## Exercise goal
When the string "hint" is part of a line in the data below, report the whole line.

Component data from apps and pages
=== Section Start ===

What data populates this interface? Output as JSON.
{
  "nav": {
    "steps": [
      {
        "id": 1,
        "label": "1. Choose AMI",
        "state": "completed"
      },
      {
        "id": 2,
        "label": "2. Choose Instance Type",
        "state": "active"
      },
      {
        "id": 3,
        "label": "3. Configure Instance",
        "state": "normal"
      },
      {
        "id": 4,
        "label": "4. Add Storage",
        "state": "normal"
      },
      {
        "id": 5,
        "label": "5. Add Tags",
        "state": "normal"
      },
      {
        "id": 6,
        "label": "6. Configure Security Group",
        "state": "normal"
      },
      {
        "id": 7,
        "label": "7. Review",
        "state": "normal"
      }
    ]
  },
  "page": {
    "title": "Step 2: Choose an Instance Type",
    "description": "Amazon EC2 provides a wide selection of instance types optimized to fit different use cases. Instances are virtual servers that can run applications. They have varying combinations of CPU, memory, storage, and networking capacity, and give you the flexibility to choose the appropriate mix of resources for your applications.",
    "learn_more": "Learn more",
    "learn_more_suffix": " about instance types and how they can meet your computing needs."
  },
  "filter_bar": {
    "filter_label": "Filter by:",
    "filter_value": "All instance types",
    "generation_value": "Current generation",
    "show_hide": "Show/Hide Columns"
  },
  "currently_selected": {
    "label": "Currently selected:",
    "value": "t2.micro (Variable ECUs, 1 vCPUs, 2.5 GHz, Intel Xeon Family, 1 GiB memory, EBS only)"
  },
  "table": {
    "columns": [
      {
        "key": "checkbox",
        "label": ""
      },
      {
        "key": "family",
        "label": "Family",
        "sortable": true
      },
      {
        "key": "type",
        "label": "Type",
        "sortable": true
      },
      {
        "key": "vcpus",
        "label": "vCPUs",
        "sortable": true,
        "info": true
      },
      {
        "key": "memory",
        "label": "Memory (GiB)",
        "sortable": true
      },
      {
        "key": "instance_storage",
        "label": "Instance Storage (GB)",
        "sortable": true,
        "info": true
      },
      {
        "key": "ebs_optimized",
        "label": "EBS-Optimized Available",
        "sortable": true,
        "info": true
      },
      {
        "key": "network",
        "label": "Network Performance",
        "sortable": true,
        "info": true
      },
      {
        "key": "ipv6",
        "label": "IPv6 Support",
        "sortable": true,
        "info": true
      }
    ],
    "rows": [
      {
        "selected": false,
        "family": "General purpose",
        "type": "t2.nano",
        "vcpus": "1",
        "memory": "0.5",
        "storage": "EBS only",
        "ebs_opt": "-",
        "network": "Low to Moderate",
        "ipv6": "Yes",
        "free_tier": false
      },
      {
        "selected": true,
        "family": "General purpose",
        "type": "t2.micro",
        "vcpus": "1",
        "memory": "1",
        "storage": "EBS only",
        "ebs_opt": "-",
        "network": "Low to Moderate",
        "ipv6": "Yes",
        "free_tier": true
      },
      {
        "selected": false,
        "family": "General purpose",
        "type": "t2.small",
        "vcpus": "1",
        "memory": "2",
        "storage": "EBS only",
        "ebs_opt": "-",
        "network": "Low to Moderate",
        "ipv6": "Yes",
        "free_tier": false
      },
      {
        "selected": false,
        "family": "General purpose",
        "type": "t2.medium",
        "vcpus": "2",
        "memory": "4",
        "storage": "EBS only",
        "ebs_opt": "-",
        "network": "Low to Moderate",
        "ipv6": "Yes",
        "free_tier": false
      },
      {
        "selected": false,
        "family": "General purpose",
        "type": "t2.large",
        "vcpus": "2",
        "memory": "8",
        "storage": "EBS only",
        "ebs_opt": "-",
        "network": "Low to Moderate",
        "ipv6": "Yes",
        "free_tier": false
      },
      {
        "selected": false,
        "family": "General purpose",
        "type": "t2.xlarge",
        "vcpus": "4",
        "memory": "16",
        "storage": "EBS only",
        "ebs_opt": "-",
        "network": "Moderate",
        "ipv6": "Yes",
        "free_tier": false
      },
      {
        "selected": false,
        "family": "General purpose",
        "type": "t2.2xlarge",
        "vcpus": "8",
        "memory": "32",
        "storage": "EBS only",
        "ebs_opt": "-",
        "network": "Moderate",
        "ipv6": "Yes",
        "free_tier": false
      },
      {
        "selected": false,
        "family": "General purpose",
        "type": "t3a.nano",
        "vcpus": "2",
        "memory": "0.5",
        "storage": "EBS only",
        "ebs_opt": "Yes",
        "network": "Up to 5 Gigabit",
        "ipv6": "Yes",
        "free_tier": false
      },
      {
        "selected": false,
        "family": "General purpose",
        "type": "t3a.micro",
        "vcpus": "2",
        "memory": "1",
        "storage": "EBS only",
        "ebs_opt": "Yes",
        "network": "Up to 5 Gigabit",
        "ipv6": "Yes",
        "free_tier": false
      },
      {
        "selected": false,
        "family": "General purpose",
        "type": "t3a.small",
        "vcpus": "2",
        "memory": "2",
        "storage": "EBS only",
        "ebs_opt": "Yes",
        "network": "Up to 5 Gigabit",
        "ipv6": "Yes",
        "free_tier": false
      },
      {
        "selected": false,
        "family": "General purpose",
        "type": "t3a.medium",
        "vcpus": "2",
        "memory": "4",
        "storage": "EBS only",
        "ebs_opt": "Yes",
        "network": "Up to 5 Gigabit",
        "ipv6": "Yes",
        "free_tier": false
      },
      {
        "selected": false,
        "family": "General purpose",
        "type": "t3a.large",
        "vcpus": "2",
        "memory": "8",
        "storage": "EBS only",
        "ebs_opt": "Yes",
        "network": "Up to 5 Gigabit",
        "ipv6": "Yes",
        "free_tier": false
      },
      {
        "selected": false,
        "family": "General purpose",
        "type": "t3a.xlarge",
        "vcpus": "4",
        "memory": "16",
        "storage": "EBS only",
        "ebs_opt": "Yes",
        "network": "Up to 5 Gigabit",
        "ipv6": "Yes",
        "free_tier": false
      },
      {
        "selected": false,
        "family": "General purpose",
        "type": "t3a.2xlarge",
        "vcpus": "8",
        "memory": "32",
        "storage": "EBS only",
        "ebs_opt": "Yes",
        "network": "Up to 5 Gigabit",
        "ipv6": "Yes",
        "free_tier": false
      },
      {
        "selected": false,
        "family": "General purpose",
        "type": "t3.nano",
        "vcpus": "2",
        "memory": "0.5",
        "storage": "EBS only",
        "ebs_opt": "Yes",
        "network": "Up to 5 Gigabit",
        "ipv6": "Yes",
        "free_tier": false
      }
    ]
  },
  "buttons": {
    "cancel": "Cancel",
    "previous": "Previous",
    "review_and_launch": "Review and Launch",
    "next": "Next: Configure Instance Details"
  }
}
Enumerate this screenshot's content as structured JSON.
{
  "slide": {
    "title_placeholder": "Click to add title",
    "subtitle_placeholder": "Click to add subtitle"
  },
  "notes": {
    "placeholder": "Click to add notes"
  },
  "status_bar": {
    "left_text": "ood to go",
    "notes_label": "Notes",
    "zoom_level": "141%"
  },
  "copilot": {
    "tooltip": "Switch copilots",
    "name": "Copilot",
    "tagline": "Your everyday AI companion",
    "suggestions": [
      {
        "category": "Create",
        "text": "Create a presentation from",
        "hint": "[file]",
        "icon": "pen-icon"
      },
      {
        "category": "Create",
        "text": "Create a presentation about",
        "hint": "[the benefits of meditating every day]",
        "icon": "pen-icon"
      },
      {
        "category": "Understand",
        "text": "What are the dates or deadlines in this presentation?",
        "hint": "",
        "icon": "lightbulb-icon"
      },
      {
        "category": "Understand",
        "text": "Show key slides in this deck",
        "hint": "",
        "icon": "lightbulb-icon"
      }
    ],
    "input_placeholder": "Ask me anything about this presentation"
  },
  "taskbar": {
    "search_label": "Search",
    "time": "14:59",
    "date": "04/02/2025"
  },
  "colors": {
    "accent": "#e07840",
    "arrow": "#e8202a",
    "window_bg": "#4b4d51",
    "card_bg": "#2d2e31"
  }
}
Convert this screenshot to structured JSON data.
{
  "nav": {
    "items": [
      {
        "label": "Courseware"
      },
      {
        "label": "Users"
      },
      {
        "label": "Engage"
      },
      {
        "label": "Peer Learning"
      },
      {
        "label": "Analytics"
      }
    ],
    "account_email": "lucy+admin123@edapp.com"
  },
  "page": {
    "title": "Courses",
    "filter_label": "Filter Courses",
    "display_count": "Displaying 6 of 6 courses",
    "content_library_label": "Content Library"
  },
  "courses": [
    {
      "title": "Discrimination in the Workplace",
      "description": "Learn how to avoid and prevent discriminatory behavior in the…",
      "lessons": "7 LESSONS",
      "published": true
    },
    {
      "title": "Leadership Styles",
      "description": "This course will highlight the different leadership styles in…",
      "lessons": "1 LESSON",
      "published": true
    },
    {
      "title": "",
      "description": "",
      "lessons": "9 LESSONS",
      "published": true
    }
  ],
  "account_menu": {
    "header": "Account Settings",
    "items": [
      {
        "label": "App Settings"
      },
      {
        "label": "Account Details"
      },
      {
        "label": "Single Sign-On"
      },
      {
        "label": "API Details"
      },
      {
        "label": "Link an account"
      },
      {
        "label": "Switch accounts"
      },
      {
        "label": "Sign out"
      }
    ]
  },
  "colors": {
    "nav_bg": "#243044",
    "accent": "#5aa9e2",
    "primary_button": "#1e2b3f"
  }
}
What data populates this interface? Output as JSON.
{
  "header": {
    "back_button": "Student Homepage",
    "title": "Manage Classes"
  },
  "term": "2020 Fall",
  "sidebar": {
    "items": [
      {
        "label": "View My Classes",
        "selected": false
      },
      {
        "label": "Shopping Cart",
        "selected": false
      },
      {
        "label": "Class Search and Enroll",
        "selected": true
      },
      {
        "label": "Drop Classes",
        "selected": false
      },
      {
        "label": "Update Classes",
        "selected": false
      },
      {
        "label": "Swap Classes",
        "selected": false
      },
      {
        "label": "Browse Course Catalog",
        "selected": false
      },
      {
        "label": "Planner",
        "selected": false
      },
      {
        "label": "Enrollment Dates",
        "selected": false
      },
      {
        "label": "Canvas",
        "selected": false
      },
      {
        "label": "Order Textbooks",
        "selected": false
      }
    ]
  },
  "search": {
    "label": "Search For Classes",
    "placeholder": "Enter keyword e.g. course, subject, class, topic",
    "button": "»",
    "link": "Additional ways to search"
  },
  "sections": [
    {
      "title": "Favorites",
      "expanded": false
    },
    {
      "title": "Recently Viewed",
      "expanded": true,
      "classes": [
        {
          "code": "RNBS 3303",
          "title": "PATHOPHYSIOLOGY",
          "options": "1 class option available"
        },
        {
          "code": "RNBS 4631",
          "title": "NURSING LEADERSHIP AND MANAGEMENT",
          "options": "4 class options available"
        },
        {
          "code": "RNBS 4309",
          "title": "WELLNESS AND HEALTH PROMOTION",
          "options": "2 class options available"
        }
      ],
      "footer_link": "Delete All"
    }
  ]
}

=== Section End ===

## Output for this task
        "hint": "[file]",
        "hint": "[the benefits of meditating every day]",
        "hint": "",
        "hint": "",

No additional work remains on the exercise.